As the last LC-130 departed South Pole, I was distracted by a software crash I had just minutes before dealt with at the telescope. I stood outside next to the flight deck and stared into the haze that quickly enveloped the Herc, knowing it was an important moment but not appreciating it at all. I was thinking of the work to be done, and the fact that there is no turning back wasn't crossing my mind at all. We are committed now. In the coming weeks, as the sun lowers and the cold sets in, the 42 winter overs at the South Pole will become the most isolated group of human beings in the universe. The conditions will make an emergency airlift to save a life take at least a week and a half or more to execute, if it is at all possible. In terms of access to definitive care, even the astronauts on the ISS can get to a hospital in substantially less time. Most of the crew has been eager for the final plane to fly out, taking with it the last of the summer crew. The winter means I can get to work doing what I came here to do. I've spent the past year building this new telescope, and soon I will to turn it to the skies and collect data.

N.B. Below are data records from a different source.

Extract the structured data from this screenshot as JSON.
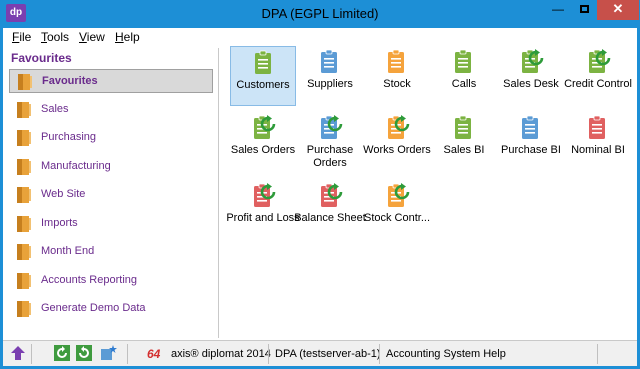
{
  "window": {
    "app_icon_text": "dp",
    "title": "DPA (EGPL Limited)",
    "controls": {
      "minimize": "—",
      "close": "✕"
    }
  },
  "menu": [
    {
      "label": "File",
      "accel": "F",
      "rest": "ile"
    },
    {
      "label": "Tools",
      "accel": "T",
      "rest": "ools"
    },
    {
      "label": "View",
      "accel": "V",
      "rest": "iew"
    },
    {
      "label": "Help",
      "accel": "H",
      "rest": "elp"
    }
  ],
  "sidebar": {
    "header": "Favourites",
    "selected_index": 0,
    "items": [
      {
        "label": "Favourites"
      },
      {
        "label": "Sales"
      },
      {
        "label": "Purchasing"
      },
      {
        "label": "Manufacturing"
      },
      {
        "label": "Web Site"
      },
      {
        "label": "Imports"
      },
      {
        "label": "Month End"
      },
      {
        "label": "Accounts Reporting"
      },
      {
        "label": "Generate Demo Data"
      }
    ]
  },
  "tiles": [
    {
      "label": "Customers",
      "icon": "clipboard-icon",
      "color": "#7cb342",
      "refresh": false,
      "selected": true
    },
    {
      "label": "Suppliers",
      "icon": "clipboard-icon",
      "color": "#5b9bd5",
      "refresh": false
    },
    {
      "label": "Stock",
      "icon": "clipboard-icon",
      "color": "#f5a33c",
      "refresh": false
    },
    {
      "label": "Calls",
      "icon": "clipboard-icon",
      "color": "#7cb342",
      "refresh": false
    },
    {
      "label": "Sales Desk",
      "icon": "clipboard-refresh-icon",
      "color": "#7cb342",
      "refresh": true
    },
    {
      "label": "Credit Control",
      "icon": "clipboard-refresh-icon",
      "color": "#7cb342",
      "refresh": true
    },
    {
      "label": "Sales Orders",
      "icon": "clipboard-refresh-icon",
      "color": "#7cb342",
      "refresh": true
    },
    {
      "label": "Purchase Orders",
      "icon": "clipboard-refresh-icon",
      "color": "#5b9bd5",
      "refresh": true
    },
    {
      "label": "Works Orders",
      "icon": "clipboard-refresh-icon",
      "color": "#f5a33c",
      "refresh": true
    },
    {
      "label": "Sales BI",
      "icon": "clipboard-icon",
      "color": "#7cb342",
      "refresh": false
    },
    {
      "label": "Purchase BI",
      "icon": "clipboard-icon",
      "color": "#5b9bd5",
      "refresh": false
    },
    {
      "label": "Nominal BI",
      "icon": "clipboard-icon",
      "color": "#e06060",
      "refresh": false
    },
    {
      "label": "Profit and Loss",
      "icon": "clipboard-refresh-icon",
      "color": "#e06060",
      "refresh": true
    },
    {
      "label": "Balance Sheet",
      "icon": "clipboard-refresh-icon",
      "color": "#e06060",
      "refresh": true
    },
    {
      "label": "Stock Contr...",
      "icon": "clipboard-refresh-icon",
      "color": "#f5a33c",
      "refresh": true
    }
  ],
  "statusbar": {
    "badge": "64",
    "product": "axis® diplomat 2014",
    "server": "DPA (testserver-ab-1)",
    "help": "Accounting System Help"
  },
  "colors": {
    "titlebar": "#1d8fd6",
    "accent_purple": "#6a2b8c",
    "folder": "#e8a23a",
    "close": "#c7504a"
  }
}
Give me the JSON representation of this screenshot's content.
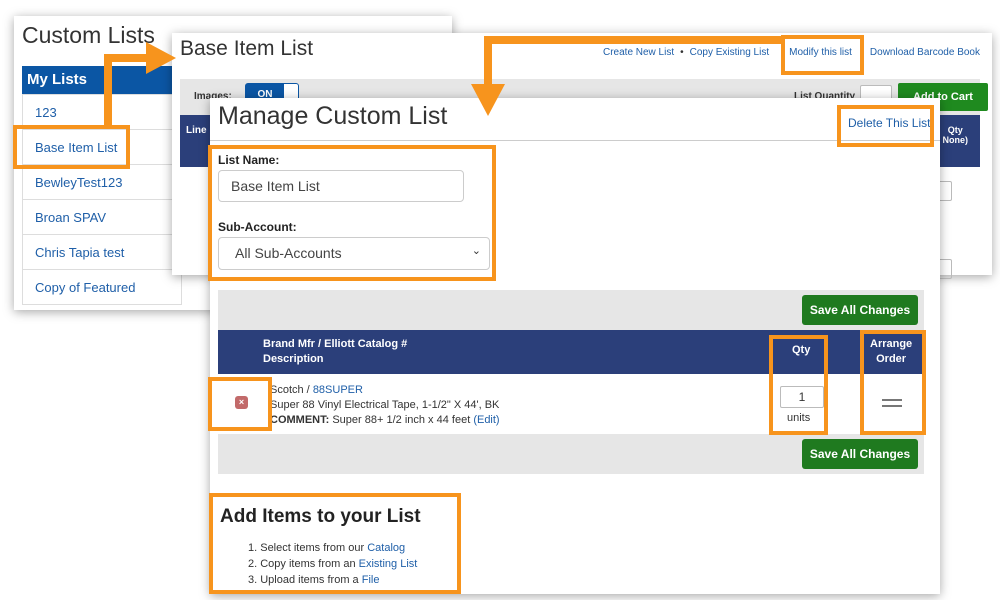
{
  "custom_lists": {
    "title": "Custom Lists",
    "my_lists_header": "My Lists",
    "items": [
      "123",
      "Base Item List",
      "BewleyTest123",
      "Broan SPAV",
      "Chris Tapia test",
      "Copy of Featured"
    ]
  },
  "base_list": {
    "title": "Base Item List",
    "links": {
      "create": "Create New List",
      "dot": "•",
      "copy": "Copy Existing List",
      "modify": "Modify this list",
      "download": "Download Barcode Book"
    },
    "images_label": "Images:",
    "toggle_on": "ON",
    "list_quantity_label": "List Quantity",
    "add_to_cart": "Add to Cart",
    "header_line": "Line I",
    "header_qty": "Qty",
    "header_qty_sub": "None)"
  },
  "manage": {
    "title": "Manage Custom List",
    "delete_link": "Delete This List",
    "list_name_label": "List Name:",
    "list_name_value": "Base Item List",
    "sub_account_label": "Sub-Account:",
    "sub_account_value": "All Sub-Accounts",
    "save_label": "Save All Changes",
    "table": {
      "brand_header": "Brand Mfr / Elliott Catalog #",
      "desc_header": "Description",
      "qty_header": "Qty",
      "arrange_header_1": "Arrange",
      "arrange_header_2": "Order"
    },
    "row": {
      "brand": "Scotch /",
      "catalog": "88SUPER",
      "description": "Super 88 Vinyl Electrical Tape, 1-1/2\" X 44', BK",
      "comment_label": "COMMENT:",
      "comment": "Super 88+ 1/2 inch x 44 feet",
      "edit": "(Edit)",
      "qty": "1",
      "units": "units"
    },
    "add_items": {
      "title": "Add Items to your List",
      "step1_prefix": "1. Select items from our",
      "step1_link": "Catalog",
      "step2_prefix": "2. Copy items from an",
      "step2_link": "Existing List",
      "step3_prefix": "3. Upload items from a",
      "step3_link": "File"
    }
  },
  "colors": {
    "highlight": "#f7941d",
    "brand_blue": "#0b56a4",
    "header_navy": "#2b3f7a",
    "save_green": "#1f7a1f"
  }
}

It has been an extraordinary summer season. The group of researchers that deployed to help build the new telescope was amazing to work with. We removed an old telescope, installed a brand new mount and control system, and deployed the BA1 receiver which is observing at frequencies we (as a research group) have never before imaged. Everyone worked hard and by the final weeks of the season all the hardware was installed, the software was beginning to function in a stable manner, and we even managed to collect enough preliminary test data to construct a CMB temperature map. First light! Calibration runs will continue into the winter, and by the end of March I'll begin CMB observations in earnest. In just three short months, we deployed a complex instrument in one of the coldest, most remote environments on earth.
The station may be 'closed' for winter now, but there has still been lots of work to do to prepare. We moved out of the A4 wing, which was my berthing area, and closed it for winter. The winter crew will berth in two of the four wings of the main station, one of which houses the emergency power plant. Three of the four wings remain in use. The third wing in use contains the excellent gym facilities. Despite the passing of 'station close', there are still are aircraft transiting through South Pole on their way north. The Ken Borek aircraft that were deployed for the summer to the eastern side of the continent are now making their way back home. These Baslers and Twin Otters stop at pole to rest and take on fuel before continuing west toward the Palmer Peninsula, South America, and onward up into Canada. After the last Herc we don't have any more flight support crew left on station, so volunteers are helping with the 5 remaining aircraft flying through before the winter sets in. Our duties entail collecting and testing fuel samples prior to each flight, as well as monthly inspections and flight support. I was trained to recirculate fuel in the tanks, collect fuel samples, and analyze the samples for quality. Now that these KBA aircraft have passed through, the only contact we have with the outside world until late October is through spotty satellite internet and radio. But it feels good to have most of the push of station close behind us.
During the last cargo flights we received 5,000 lbs of freshies. Most of this is pretty stable, like cream, eggs, onions. Some things will last all winter. Other things we will run out of. Fresh eggs will run out in about June. The greenhouse, though, will provide a fresh salad or two every week of the winter. If it is well taken care of, we will get more fresh vegetables in the winter than we get in the summer when cargo is arriving. There were fewer fresh salads served than I can count on both hands the entire summer. The food the past few weeks has been outstanding with all these fresh ingredients! It is difficult to get fresh produce all the way to Antarctica. Having a greenhouse is a huge morale boost. Not only do we get fresh vegetables from it, but it is also a small oasis in a sterile place. The smell, humidity, and green is a beautiful thing to have here.